Schaller, Michael. Ronald Reagan. New York: Oxford University Press, 2011.
Inboden, Will. “Mr. President, You’re No Ronald Reagan.” FP. 2017. Web.
- Terry Anderson, “1968: The End and the Beginning in the United States and Western Europe,” South Central Review 16, no. 4 (1999): 12.
- Steven Hayward. “How Reagan Became Reagan,” Claremont 4, no.4 (2004): 1.
- Michael Schaller.

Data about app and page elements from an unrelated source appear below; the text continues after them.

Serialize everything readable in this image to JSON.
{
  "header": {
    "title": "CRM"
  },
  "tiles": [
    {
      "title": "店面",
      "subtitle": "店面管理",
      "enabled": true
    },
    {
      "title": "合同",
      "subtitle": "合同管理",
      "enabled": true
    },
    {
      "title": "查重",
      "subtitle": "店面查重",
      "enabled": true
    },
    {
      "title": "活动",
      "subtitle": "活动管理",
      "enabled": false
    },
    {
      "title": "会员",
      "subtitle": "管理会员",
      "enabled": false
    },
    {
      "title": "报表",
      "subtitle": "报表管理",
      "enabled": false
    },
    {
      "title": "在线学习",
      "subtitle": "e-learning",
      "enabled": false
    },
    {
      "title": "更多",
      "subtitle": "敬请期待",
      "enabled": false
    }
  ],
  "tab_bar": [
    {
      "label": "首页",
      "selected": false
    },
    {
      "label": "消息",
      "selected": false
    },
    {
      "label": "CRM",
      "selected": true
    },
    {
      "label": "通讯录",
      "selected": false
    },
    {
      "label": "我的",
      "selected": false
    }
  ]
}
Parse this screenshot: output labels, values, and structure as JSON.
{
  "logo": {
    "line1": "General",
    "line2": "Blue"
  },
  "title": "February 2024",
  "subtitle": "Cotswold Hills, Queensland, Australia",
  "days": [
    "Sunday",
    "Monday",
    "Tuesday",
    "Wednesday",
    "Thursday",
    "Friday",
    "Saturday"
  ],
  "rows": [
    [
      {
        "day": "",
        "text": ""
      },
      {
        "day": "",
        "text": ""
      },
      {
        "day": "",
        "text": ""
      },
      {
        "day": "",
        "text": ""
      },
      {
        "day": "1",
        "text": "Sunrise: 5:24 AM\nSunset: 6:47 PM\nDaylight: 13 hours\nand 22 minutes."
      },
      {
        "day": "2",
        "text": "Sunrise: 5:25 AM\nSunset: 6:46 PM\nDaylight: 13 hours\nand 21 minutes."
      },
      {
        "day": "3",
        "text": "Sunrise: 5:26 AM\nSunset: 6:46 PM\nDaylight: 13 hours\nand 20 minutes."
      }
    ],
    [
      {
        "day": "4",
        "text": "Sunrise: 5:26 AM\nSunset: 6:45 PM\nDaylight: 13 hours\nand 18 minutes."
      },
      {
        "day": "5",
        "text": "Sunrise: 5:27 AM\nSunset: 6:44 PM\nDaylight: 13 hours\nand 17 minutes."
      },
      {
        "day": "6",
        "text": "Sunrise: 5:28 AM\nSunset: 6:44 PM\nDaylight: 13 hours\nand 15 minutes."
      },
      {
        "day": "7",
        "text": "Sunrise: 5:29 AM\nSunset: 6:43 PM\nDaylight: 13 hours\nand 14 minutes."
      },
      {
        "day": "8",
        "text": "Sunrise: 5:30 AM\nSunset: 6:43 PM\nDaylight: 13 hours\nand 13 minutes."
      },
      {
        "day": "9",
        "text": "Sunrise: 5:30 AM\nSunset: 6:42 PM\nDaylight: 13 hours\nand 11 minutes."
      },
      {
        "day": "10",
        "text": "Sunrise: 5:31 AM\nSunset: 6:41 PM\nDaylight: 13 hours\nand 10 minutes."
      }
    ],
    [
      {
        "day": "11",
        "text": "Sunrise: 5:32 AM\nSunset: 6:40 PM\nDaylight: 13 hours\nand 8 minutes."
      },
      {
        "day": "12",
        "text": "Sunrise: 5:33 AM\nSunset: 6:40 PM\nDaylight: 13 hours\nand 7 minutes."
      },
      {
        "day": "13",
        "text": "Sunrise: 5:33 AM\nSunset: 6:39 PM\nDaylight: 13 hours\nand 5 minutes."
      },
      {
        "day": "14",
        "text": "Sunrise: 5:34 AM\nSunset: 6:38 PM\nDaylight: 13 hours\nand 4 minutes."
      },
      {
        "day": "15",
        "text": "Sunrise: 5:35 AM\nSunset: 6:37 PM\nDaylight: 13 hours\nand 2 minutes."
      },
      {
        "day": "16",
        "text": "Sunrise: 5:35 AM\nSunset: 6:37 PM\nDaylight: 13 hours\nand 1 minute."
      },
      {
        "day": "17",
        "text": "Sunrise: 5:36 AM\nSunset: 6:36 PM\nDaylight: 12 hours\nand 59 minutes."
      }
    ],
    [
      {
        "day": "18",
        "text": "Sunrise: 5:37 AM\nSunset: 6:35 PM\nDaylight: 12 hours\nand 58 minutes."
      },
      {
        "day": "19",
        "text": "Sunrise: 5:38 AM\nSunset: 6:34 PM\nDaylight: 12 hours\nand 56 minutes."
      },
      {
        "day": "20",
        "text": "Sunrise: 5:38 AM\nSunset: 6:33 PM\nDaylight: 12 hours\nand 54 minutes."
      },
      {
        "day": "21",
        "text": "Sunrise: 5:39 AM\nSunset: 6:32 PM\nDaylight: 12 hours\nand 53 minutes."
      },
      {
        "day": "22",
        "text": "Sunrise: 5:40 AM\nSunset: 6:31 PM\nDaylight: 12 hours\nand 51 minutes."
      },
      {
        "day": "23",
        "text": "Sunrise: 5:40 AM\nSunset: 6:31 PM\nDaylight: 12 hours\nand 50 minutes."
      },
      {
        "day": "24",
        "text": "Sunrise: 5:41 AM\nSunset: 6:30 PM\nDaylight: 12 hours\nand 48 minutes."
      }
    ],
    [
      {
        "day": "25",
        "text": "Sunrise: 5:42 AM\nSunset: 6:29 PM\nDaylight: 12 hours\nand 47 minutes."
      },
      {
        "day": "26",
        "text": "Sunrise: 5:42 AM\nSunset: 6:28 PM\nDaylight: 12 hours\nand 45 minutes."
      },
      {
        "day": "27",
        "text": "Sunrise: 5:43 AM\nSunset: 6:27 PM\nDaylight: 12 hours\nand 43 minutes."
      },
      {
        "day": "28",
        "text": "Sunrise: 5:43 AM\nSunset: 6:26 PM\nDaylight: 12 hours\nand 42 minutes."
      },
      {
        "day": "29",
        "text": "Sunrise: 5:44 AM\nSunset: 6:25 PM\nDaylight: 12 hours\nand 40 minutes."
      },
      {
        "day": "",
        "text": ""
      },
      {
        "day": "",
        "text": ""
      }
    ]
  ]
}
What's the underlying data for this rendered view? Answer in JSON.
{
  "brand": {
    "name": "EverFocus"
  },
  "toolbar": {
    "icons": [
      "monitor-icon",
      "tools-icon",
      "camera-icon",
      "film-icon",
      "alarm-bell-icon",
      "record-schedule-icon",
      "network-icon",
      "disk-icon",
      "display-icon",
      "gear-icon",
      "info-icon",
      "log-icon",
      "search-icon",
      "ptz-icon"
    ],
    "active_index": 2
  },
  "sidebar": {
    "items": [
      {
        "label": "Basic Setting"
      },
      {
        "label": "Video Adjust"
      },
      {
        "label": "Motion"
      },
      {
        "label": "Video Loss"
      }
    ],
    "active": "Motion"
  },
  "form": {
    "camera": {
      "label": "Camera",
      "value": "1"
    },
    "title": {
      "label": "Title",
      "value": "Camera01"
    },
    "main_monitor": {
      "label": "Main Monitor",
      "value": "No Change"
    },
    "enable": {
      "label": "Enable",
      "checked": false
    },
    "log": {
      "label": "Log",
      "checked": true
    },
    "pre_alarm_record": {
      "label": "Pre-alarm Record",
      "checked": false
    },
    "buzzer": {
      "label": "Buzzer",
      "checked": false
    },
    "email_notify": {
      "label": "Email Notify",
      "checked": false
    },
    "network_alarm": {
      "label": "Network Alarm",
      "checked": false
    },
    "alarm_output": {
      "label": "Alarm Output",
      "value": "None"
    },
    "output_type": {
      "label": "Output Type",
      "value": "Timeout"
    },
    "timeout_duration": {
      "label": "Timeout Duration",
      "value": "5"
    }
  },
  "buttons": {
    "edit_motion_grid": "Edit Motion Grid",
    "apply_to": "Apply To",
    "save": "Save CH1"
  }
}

Ronald Reagan. (New York: Oxford University Press, 2011), 75.
- Schaller, Ronald Reagan, 39
- David Shi and George Tindall, America: A Narrative History, 10th ed. (New York: W.W. Norton & Company, 2016), 1430.
- Schaller, Ronald Reagan, 41.
- Schaller, Ronald Reagan, 90.
- Schaller, Ronald Reagan, 44.
- Hayward, “How Reagan,” 4.
- Schaller, Ronald Reagan, 43.
- Schaller, Ronald Reagan, 41.
- Will, Inboden, “Mr. President, You’re No Ronald Reagan,” FP, Web.